* Obama’s State of the Union is here. I didn’t watch, but I saw enough on Twitter to see that Obama didn’t learn his lesson the first time he announced a spending freeze. So stupid.
* Planned Parenthood tries to head off another moronic right-wing hoax—by calling the FBI.
* Why Johnny can’t learn: “Sexy News Anchors Distract Male Viewers.”
Q. Why did the blonde drive into the ditch?
A. She was overtaken with despair. No one was awaiting her arrival.
* The Mayans Jawas predicted it: Two Suns? Twin Stars Could Be Visible From Earth By 2012.
A group of conservative Republicans, called the Republican Study Committee, revealed a new plan on Thursday to cut federal funding for arts down to zero.
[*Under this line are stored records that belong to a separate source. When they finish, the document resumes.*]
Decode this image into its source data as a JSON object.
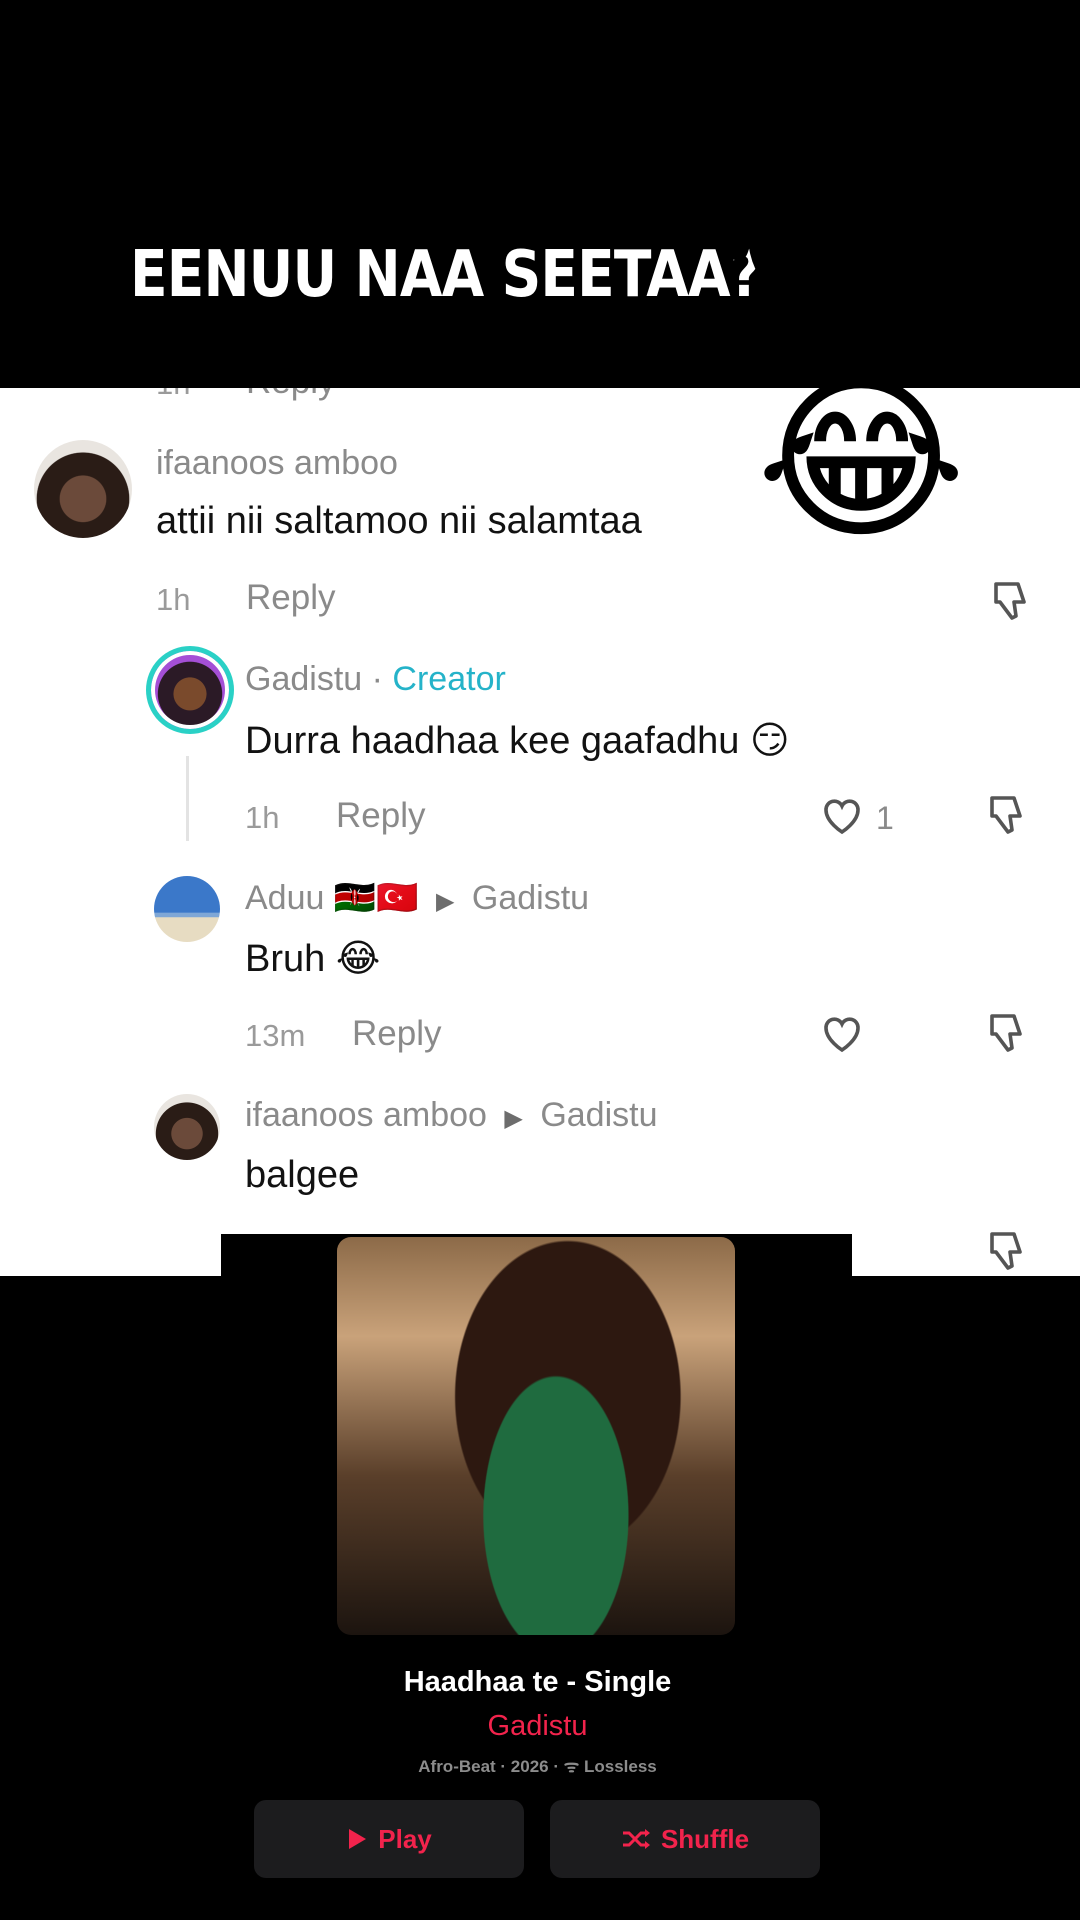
{
  "overlay": {
    "headline": "EENUU NAA SEETAA?",
    "emoji_icon": "😂"
  },
  "comments": [
    {
      "username": "ifaanoos amboo",
      "text": "attii nii saltamoo nii salamtaa",
      "time": "1h",
      "reply_label": "Reply"
    },
    {
      "username": "Gadistu",
      "badge": "Creator",
      "text": "Durra haadhaa kee gaafadhu 😏",
      "time": "1h",
      "reply_label": "Reply",
      "likes": "1"
    },
    {
      "username": "Aduu 🇰🇪🇹🇷",
      "reply_to": "Gadistu",
      "text": "Bruh 😂",
      "time": "13m",
      "reply_label": "Reply"
    },
    {
      "username": "ifaanoos amboo",
      "reply_to": "Gadistu",
      "text": "balgee"
    }
  ],
  "album": {
    "title": "Haadhaa te - Single",
    "artist": "Gadistu",
    "meta": "Afro-Beat · 2026 · ᯤ Lossless",
    "play_label": "Play",
    "shuffle_label": "Shuffle",
    "play_icon": "play-icon",
    "shuffle_icon": "shuffle-icon",
    "accent_color": "#f2234c"
  }
}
This means the National Endowment for the Arts and the National Endowment for the Humanities would be left in the cold. Not to mention the potential hit at the Corporation for Public Broadcasting.
* David Neiwart gets literary with Glenn Beck’s favorite poem.
But it’s really quite revealing that Beck NEVER gets Niemoller’s poem right. There are a number of different versions with slight variations, but the most common is this one:
First they came for the communists,
and I didn’t speak out because I wasn’t a communist.
Then they came for the trade unionists ,
and I didn’t speak out because I wasn’t a trade unionist…
* Also in Glenn Beck news: his latest target is receiving threats. She is 78.
* The sole American manufacturer of an anesthetic widely used in lethal injections said Friday that it would no longer produce the drug, a move likely to delay more executions and force states to adopt new drug combinations. Obligatory Colbert flashback.
* Standing on Zanzibar: If the world’s population lived in one city.
Isaac Asimov explains the basics of climate change in 1989 and 1977. Sounds like somebody just made Glenn Beck’s list of things to do today.